At the Queensland University of Technology (QUT) in Brisbane, a new complex designed by Henning Larsen Architects, in collaboration with local partners Wilson Architects and TCL Landscape, makes an impressive virtue of its sloping site, integrating the varied topography – and greenery – of its surroundings into a sociable and energized space.
The newly completed Peter Coaldrake Education Precinct is devoted to a range of both scientific and art-oriented programs. To this end, it adds additional classrooms, research spaces and offices to the university. Situated on a busy stretch of the campus and organized around a tall central atrium, the building deftly negotiates a change in grade while presenting a light and transparent face to the campus.
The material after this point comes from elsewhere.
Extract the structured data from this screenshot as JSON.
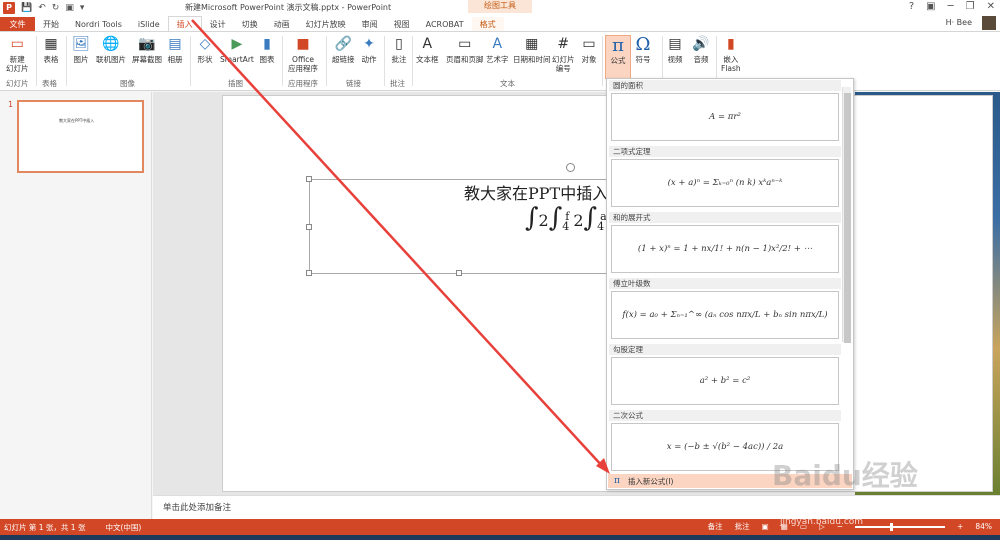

Inside, a long social atrium forms the spine of the complex. A sort of terraced garden frames the tall atrium in greenery, with an imposingly large – yet playful – two-storey sphere commanding an open space at the heart of the building.
With 3mm LED 4K resolution, the custom-made sphere is the only installation of its kind. Projecting images of planets, moons and other celestial bodies, the installation is a fitting centrepiece for a place that aims to draw a connection between the interior, the campus and the world(s) beyond.
The building’s ground floor is designed to serve as a pedestrian corridor through the campus, providing ample and varied seating options – including ubiquitous “hangout” stairs. Above, higher floors look out onto the atrium with quieter study spaces, while offices and research spaces wrap the building’s perimeter.
According to QUT Executive Dean of Education, Professor Carol Nicoll, the building’s integration of technologically sophisticated learning environments and social spaces is crucial to learning. “Our flexible formal and informal learning spaces are designed to foster collaborative peer-to-peer learning and can be configured for face-to-face and online learning,” Nicoll said.
Meeting the ground with a transparent three-storey curtain wall, the expansive and light-filled atrium is topped by a slightly bulkier volume. Cantilevered over the building’s glass base, the upper levels are framed by a second skin of perforated metal. Reducing solar heat gain and glare while maintaining open and light-filled interiors, the facade’s angled geometry offers an architectural solution that suits the hot climate. The massing of Henning Larsen‘s QUT design is similarly configured to mitigate heat gain, while the slight cantilever of the upper levels helps shade the indoor and outdoor spaces below, creating more comfortable conditions.
Visually, the building’s perforated face also breaks up its long and almost monolithic body, creating a friendlier and more dynamic presence. It’s a tempting place to explore – and linger.
QUT’s new Peter Coaldrake Education Precinct combines social nooks and technology spaces to create a compelling new complex.